:: Work to complete ::
Your answer must be the records below repeated word for word, with no pictures in it.

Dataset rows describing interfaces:
□ □ □ □ □ □ □

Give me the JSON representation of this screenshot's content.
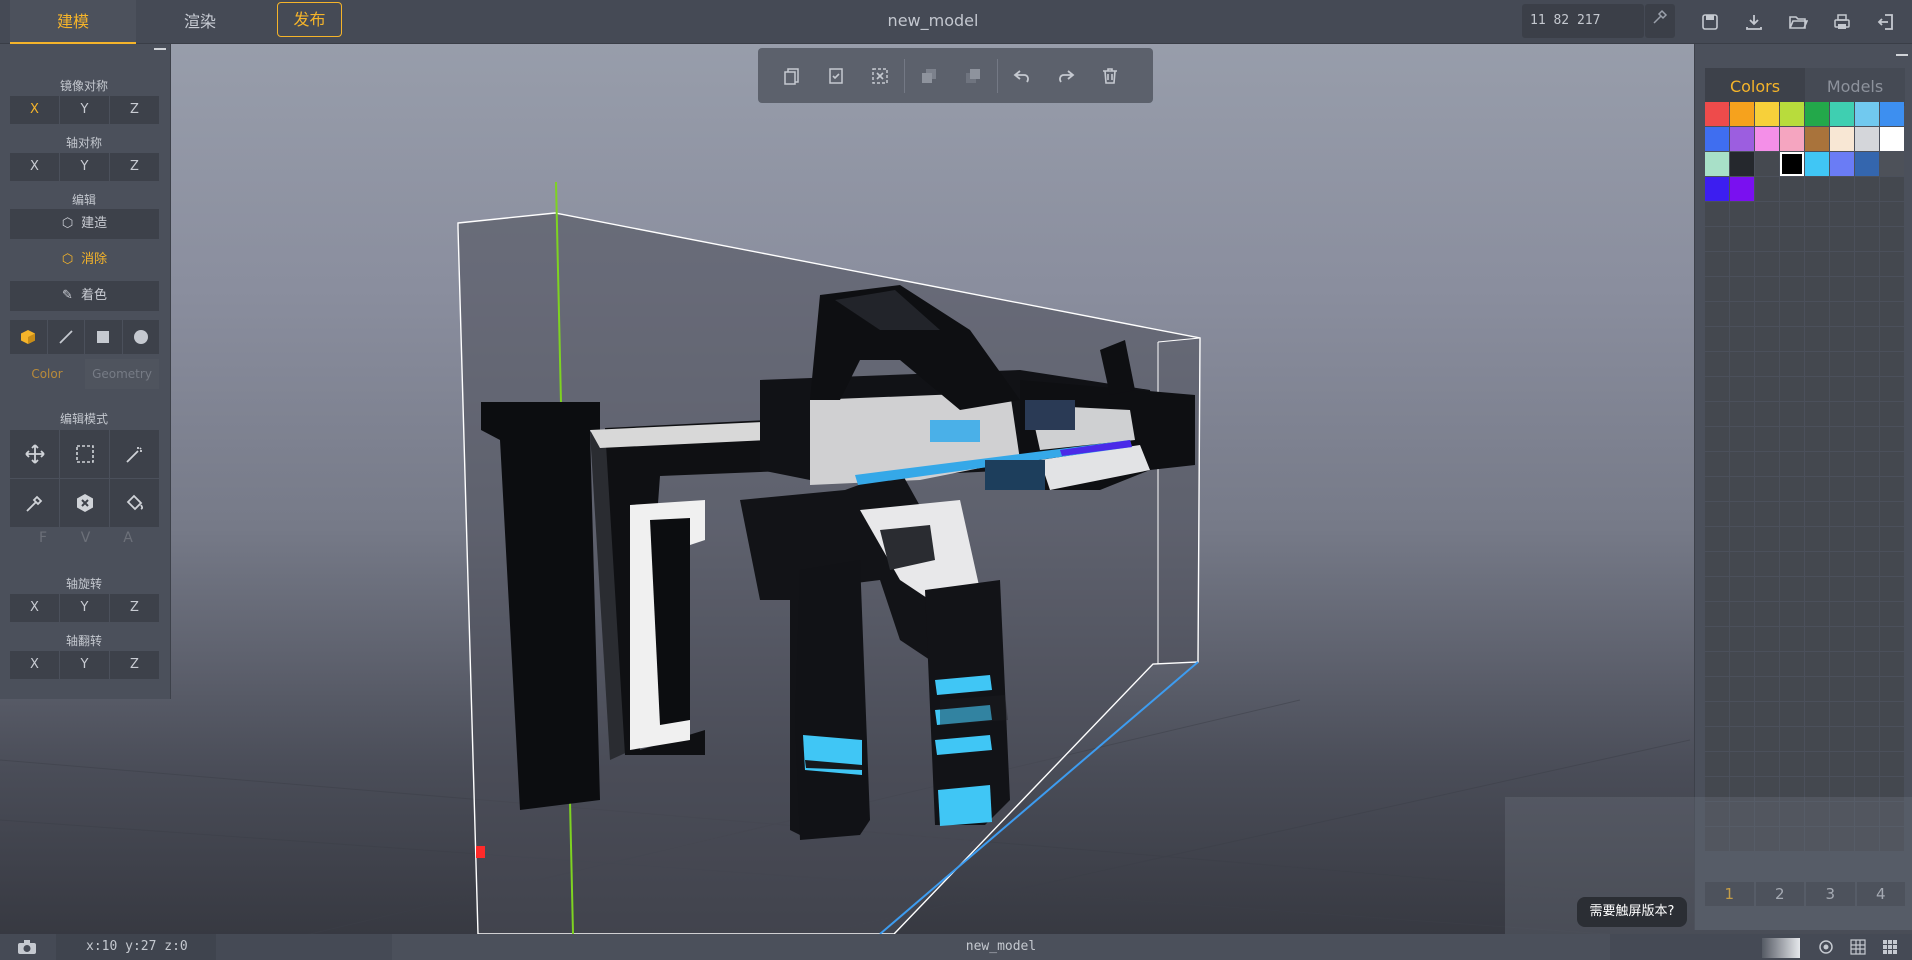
{
  "topbar": {
    "tabs": [
      "建模",
      "渲染"
    ],
    "publish_label": "发布",
    "title": "new_model",
    "coords": "11 82 217",
    "icons": [
      "save-icon",
      "download-icon",
      "folder-open-icon",
      "print-icon",
      "exit-icon"
    ]
  },
  "left_panel": {
    "mirror_label": "镜像对称",
    "mirror_axes": [
      "X",
      "Y",
      "Z"
    ],
    "axis_sym_label": "轴对称",
    "axis_sym_axes": [
      "X",
      "Y",
      "Z"
    ],
    "edit_label": "编辑",
    "build_label": "建造",
    "erase_label": "消除",
    "paint_label": "着色",
    "color_label": "Color",
    "geometry_label": "Geometry",
    "edit_mode_label": "编辑模式",
    "fva": [
      "F",
      "V",
      "A"
    ],
    "rotate_label": "轴旋转",
    "rotate_axes": [
      "X",
      "Y",
      "Z"
    ],
    "flip_label": "轴翻转",
    "flip_axes": [
      "X",
      "Y",
      "Z"
    ]
  },
  "right_panel": {
    "tabs": [
      "Colors",
      "Models"
    ],
    "swatches": [
      "#ee4b4b",
      "#f6a21d",
      "#f7d03a",
      "#b8dc3c",
      "#23a84a",
      "#3fcfb1",
      "#71c9ef",
      "#3d8ff0",
      "#3f6ef0",
      "#9c5ee0",
      "#f48fe8",
      "#f5a5c0",
      "#a9733b",
      "#f8e7d4",
      "#d4d6da",
      "#ffffff",
      "#a8e0c8",
      "#25282d",
      "#454950",
      "#000000",
      "#40c6f5",
      "#6a7cf5",
      "#3466ae",
      "#4d5159",
      "#3c1ef0",
      "#7a10f0"
    ],
    "selected_index": 19,
    "pages": [
      "1",
      "2",
      "3",
      "4"
    ]
  },
  "hint": "需要触屏版本?",
  "status": {
    "coords": "x:10 y:27 z:0",
    "model": "new_model"
  }
}
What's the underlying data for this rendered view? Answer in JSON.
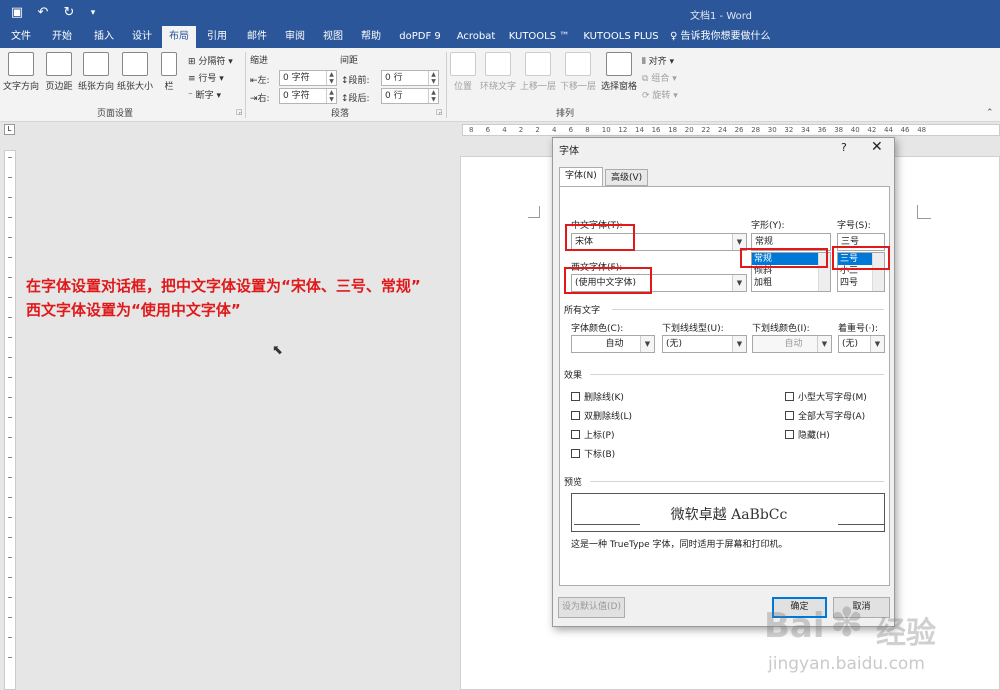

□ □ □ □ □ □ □

:: Written response ::
Give me the JSON representation of this screenshot's content.
{
  "topbar": {
    "tabs": [
      "建模",
      "渲染"
    ],
    "publish_label": "发布",
    "title": "new_model",
    "coords": "11 82 217",
    "icons": [
      "save-icon",
      "download-icon",
      "folder-open-icon",
      "print-icon",
      "exit-icon"
    ]
  },
  "left_panel": {
    "mirror_label": "镜像对称",
    "mirror_axes": [
      "X",
      "Y",
      "Z"
    ],
    "axis_sym_label": "轴对称",
    "axis_sym_axes": [
      "X",
      "Y",
      "Z"
    ],
    "edit_label": "编辑",
    "build_label": "建造",
    "erase_label": "消除",
    "paint_label": "着色",
    "color_label": "Color",
    "geometry_label": "Geometry",
    "edit_mode_label": "编辑模式",
    "fva": [
      "F",
      "V",
      "A"
    ],
    "rotate_label": "轴旋转",
    "rotate_axes": [
      "X",
      "Y",
      "Z"
    ],
    "flip_label": "轴翻转",
    "flip_axes": [
      "X",
      "Y",
      "Z"
    ]
  },
  "right_panel": {
    "tabs": [
      "Colors",
      "Models"
    ],
    "swatches": [
      "#ee4b4b",
      "#f6a21d",
      "#f7d03a",
      "#b8dc3c",
      "#23a84a",
      "#3fcfb1",
      "#71c9ef",
      "#3d8ff0",
      "#3f6ef0",
      "#9c5ee0",
      "#f48fe8",
      "#f5a5c0",
      "#a9733b",
      "#f8e7d4",
      "#d4d6da",
      "#ffffff",
      "#a8e0c8",
      "#25282d",
      "#454950",
      "#000000",
      "#40c6f5",
      "#6a7cf5",
      "#3466ae",
      "#4d5159",
      "#3c1ef0",
      "#7a10f0"
    ],
    "selected_index": 19,
    "pages": [
      "1",
      "2",
      "3",
      "4"
    ]
  },
  "hint": "需要触屏版本?",
  "status": {
    "coords": "x:10 y:27 z:0",
    "model": "new_model"
  }
}
What's the underlying data for this rendered view? Answer in JSON.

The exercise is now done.